#### Work to be completed
Reproduce every line of the listing as written, apart from the pictures.

#### Excerpted records
⁂

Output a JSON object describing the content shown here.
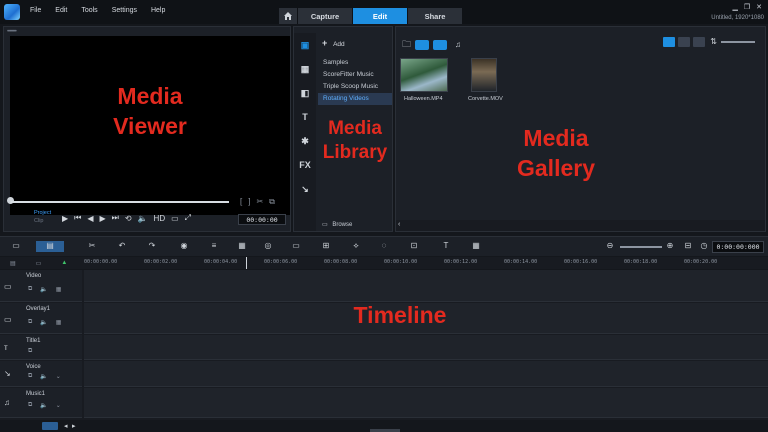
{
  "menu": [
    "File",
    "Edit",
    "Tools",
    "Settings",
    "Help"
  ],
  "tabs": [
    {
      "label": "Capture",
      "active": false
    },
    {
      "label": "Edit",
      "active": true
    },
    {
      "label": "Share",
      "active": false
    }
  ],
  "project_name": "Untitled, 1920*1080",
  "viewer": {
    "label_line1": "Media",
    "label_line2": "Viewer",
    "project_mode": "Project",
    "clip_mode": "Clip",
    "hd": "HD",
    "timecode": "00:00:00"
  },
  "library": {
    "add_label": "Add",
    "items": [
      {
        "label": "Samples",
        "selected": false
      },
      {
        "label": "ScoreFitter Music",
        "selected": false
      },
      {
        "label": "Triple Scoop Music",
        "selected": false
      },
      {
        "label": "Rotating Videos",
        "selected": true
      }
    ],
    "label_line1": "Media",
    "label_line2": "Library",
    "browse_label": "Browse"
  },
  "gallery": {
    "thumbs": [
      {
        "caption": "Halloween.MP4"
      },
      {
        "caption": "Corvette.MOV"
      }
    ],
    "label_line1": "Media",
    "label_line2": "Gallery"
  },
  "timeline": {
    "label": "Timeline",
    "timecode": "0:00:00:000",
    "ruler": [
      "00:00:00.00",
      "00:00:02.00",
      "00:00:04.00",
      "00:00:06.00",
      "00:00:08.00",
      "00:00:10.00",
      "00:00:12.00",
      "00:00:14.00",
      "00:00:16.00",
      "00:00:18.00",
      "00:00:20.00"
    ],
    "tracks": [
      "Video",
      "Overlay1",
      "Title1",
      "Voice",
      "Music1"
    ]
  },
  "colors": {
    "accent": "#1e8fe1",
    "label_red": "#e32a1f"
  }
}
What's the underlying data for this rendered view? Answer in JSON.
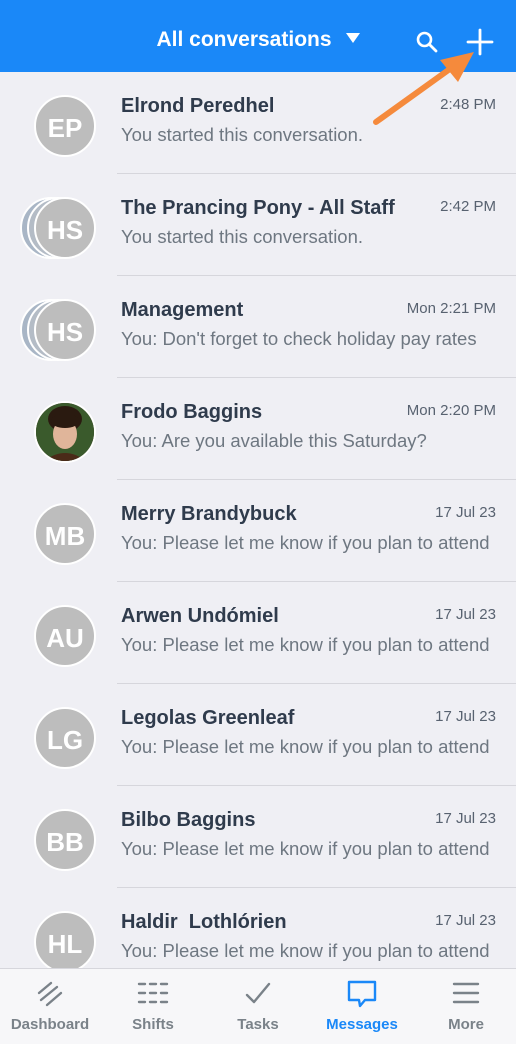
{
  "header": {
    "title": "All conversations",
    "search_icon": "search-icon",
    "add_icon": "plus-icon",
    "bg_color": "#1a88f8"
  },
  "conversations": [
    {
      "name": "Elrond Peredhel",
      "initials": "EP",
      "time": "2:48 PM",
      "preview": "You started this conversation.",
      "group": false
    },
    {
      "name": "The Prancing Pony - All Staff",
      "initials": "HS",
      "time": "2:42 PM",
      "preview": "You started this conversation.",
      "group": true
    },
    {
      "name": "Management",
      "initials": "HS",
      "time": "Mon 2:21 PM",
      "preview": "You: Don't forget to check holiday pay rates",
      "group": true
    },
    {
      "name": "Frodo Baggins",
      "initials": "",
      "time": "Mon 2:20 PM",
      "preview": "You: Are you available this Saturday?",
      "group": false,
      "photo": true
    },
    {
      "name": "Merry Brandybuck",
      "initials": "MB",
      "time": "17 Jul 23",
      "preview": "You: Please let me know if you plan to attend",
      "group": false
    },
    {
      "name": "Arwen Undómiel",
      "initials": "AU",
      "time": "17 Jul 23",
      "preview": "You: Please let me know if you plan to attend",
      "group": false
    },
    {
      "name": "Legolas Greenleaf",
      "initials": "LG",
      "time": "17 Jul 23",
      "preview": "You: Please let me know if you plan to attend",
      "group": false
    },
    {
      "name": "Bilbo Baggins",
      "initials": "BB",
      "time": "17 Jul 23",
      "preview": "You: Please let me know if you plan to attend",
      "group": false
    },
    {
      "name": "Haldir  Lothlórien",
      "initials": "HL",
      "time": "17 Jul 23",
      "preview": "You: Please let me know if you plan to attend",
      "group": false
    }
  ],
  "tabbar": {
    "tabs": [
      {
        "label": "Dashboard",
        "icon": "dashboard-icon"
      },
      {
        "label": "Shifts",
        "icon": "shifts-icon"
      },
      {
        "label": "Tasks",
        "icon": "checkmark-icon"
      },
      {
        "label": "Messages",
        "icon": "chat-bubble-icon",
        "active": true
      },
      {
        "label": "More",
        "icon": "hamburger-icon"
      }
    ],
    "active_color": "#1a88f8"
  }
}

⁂

#### Result for this exercise
Output a JSON object describing the content shown here.
{
  "menu": [
    "File",
    "Edit",
    "Tools",
    "Settings",
    "Help"
  ],
  "tabs": [
    {
      "label": "Capture",
      "active": false
    },
    {
      "label": "Edit",
      "active": true
    },
    {
      "label": "Share",
      "active": false
    }
  ],
  "project_name": "Untitled, 1920*1080",
  "viewer": {
    "label_line1": "Media",
    "label_line2": "Viewer",
    "project_mode": "Project",
    "clip_mode": "Clip",
    "hd": "HD",
    "timecode": "00:00:00"
  },
  "library": {
    "add_label": "Add",
    "items": [
      {
        "label": "Samples",
        "selected": false
      },
      {
        "label": "ScoreFitter Music",
        "selected": false
      },
      {
        "label": "Triple Scoop Music",
        "selected": false
      },
      {
        "label": "Rotating Videos",
        "selected": true
      }
    ],
    "label_line1": "Media",
    "label_line2": "Library",
    "browse_label": "Browse"
  },
  "gallery": {
    "thumbs": [
      {
        "caption": "Halloween.MP4"
      },
      {
        "caption": "Corvette.MOV"
      }
    ],
    "label_line1": "Media",
    "label_line2": "Gallery"
  },
  "timeline": {
    "label": "Timeline",
    "timecode": "0:00:00:000",
    "ruler": [
      "00:00:00.00",
      "00:00:02.00",
      "00:00:04.00",
      "00:00:06.00",
      "00:00:08.00",
      "00:00:10.00",
      "00:00:12.00",
      "00:00:14.00",
      "00:00:16.00",
      "00:00:18.00",
      "00:00:20.00"
    ],
    "tracks": [
      "Video",
      "Overlay1",
      "Title1",
      "Voice",
      "Music1"
    ]
  },
  "colors": {
    "accent": "#1e8fe1",
    "label_red": "#e32a1f"
  }
}
What's the underlying data for this rendered view? Answer in JSON.
{
  "header": {
    "title": "All conversations",
    "search_icon": "search-icon",
    "add_icon": "plus-icon",
    "bg_color": "#1a88f8"
  },
  "conversations": [
    {
      "name": "Elrond Peredhel",
      "initials": "EP",
      "time": "2:48 PM",
      "preview": "You started this conversation.",
      "group": false
    },
    {
      "name": "The Prancing Pony - All Staff",
      "initials": "HS",
      "time": "2:42 PM",
      "preview": "You started this conversation.",
      "group": true
    },
    {
      "name": "Management",
      "initials": "HS",
      "time": "Mon 2:21 PM",
      "preview": "You: Don't forget to check holiday pay rates",
      "group": true
    },
    {
      "name": "Frodo Baggins",
      "initials": "",
      "time": "Mon 2:20 PM",
      "preview": "You: Are you available this Saturday?",
      "group": false,
      "photo": true
    },
    {
      "name": "Merry Brandybuck",
      "initials": "MB",
      "time": "17 Jul 23",
      "preview": "You: Please let me know if you plan to attend",
      "group": false
    },
    {
      "name": "Arwen Undómiel",
      "initials": "AU",
      "time": "17 Jul 23",
      "preview": "You: Please let me know if you plan to attend",
      "group": false
    },
    {
      "name": "Legolas Greenleaf",
      "initials": "LG",
      "time": "17 Jul 23",
      "preview": "You: Please let me know if you plan to attend",
      "group": false
    },
    {
      "name": "Bilbo Baggins",
      "initials": "BB",
      "time": "17 Jul 23",
      "preview": "You: Please let me know if you plan to attend",
      "group": false
    },
    {
      "name": "Haldir  Lothlórien",
      "initials": "HL",
      "time": "17 Jul 23",
      "preview": "You: Please let me know if you plan to attend",
      "group": false
    }
  ],
  "tabbar": {
    "tabs": [
      {
        "label": "Dashboard",
        "icon": "dashboard-icon"
      },
      {
        "label": "Shifts",
        "icon": "shifts-icon"
      },
      {
        "label": "Tasks",
        "icon": "checkmark-icon"
      },
      {
        "label": "Messages",
        "icon": "chat-bubble-icon",
        "active": true
      },
      {
        "label": "More",
        "icon": "hamburger-icon"
      }
    ],
    "active_color": "#1a88f8"
  }
}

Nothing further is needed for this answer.